WORK TO BE COMPLETED:
Across the whole listing, copy out every line that includes the string "entry".

STORED DATA:
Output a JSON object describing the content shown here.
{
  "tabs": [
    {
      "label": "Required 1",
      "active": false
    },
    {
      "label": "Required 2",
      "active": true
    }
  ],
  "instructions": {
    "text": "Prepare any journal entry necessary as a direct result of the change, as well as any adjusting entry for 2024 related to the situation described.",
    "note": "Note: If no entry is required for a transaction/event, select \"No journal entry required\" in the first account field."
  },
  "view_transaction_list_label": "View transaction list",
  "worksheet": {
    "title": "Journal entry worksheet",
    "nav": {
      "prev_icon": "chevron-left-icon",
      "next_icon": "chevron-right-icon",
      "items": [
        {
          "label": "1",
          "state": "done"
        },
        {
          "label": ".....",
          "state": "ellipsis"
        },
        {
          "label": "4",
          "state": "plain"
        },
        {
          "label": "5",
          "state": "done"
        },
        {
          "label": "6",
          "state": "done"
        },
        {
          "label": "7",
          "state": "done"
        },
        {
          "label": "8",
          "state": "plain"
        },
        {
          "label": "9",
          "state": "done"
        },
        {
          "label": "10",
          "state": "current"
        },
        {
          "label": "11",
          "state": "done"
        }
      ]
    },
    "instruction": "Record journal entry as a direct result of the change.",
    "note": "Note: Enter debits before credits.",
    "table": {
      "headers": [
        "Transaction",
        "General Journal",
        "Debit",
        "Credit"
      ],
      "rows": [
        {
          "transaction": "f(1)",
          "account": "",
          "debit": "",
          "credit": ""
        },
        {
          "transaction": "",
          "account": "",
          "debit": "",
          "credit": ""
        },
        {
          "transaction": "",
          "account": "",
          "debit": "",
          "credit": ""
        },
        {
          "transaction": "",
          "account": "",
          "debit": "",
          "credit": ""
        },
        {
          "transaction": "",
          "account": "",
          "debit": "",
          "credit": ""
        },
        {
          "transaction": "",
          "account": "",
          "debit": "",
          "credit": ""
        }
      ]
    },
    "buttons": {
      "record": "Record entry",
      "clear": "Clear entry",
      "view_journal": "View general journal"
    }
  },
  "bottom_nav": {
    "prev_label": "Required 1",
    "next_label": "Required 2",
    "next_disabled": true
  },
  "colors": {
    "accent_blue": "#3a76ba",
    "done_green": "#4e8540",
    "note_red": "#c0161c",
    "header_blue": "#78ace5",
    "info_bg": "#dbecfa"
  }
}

YOUR RESPONSE:
    "text": "Prepare any journal entry necessary as a direct result of the change, as well as any adjusting entry for 2024 related to the situation described.",
    "note": "Note: If no entry is required for a transaction/event, select \"No journal entry required\" in the first account field."
    "title": "Journal entry worksheet",
    "instruction": "Record journal entry as a direct result of the change.",
      "record": "Record entry",
      "clear": "Clear entry",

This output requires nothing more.